The problem of course is that there are many examples that prove that he did not. One worrisome allegation is that in 2005 the FDA became aware that the suppliers of high fructose corn syrup were or had been using buffering solutions in its manufacture contaminated with mercury. Now, there are many controversies in healthcare but one which is not disputed by anyone is that mercury in food is bad. Many potentially harmful elements are found in trace quantities (selenium, zinc, etc.) in the human body and perform important biological functions. But with the possible exception of the Silver Surfer, mercury is not one of them.

So what is the problem? It is alleged that the FDA was instructed to bury the report. Since almost all processed food contains some HFC the average person consumes 8-12 teaspoons of the stuff per day. In the age of super size me, kids and adolescents consume even higher doses. Should we not actively address such charges?

Why is the political right, or what perversely passes for the voice of conservatism in this age, not outraged by these threats to clumps of tissue that actually walk around, play, laugh, interact with the world and often are named after characters in the Bible? What is it about tissue samples with the potential to become human that inspires such rabid protectionism that is sadly lacking for those who actually are human?

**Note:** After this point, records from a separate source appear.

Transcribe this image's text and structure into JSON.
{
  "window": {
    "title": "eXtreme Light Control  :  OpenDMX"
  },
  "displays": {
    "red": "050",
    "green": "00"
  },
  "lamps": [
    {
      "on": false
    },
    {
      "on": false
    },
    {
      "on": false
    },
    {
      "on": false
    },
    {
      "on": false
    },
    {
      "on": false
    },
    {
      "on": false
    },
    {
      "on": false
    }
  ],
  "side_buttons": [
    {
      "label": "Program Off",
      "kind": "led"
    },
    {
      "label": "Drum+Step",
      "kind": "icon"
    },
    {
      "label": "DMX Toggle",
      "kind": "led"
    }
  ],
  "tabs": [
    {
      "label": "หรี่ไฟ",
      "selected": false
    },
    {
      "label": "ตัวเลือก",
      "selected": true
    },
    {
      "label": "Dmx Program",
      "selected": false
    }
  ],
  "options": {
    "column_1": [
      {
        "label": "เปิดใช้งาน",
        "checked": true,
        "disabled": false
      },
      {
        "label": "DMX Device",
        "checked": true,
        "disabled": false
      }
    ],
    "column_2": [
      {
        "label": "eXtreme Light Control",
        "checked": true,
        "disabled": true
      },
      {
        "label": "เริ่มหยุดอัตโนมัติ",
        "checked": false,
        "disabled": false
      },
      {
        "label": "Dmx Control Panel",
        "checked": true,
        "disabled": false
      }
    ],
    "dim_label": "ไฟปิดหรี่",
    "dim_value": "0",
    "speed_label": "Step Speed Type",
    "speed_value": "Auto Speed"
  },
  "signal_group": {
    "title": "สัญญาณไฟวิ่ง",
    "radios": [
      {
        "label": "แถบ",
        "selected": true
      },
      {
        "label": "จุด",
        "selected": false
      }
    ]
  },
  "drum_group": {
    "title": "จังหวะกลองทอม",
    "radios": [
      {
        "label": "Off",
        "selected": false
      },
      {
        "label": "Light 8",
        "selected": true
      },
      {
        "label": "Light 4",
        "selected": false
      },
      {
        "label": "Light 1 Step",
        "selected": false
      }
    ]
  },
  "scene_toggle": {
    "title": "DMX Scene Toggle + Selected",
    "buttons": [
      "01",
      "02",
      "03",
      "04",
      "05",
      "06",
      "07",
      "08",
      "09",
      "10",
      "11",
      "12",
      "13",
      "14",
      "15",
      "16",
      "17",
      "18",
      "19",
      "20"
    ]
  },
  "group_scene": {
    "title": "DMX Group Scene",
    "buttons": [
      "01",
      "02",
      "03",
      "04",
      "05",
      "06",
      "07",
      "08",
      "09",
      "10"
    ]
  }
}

It's something to consider. It is certainly easier to pontificate on the fate of the contents of a test tube than to belly up to the bar and feed, educate, clothe or nurture an actual child. It's easier to ignore the limbo like state of frozen embryos than confront whether those with fundamental religious beliefs should forgo the kinds of fertility treatments that create them in the first place. Easier yes - morally or ethically consistent? No.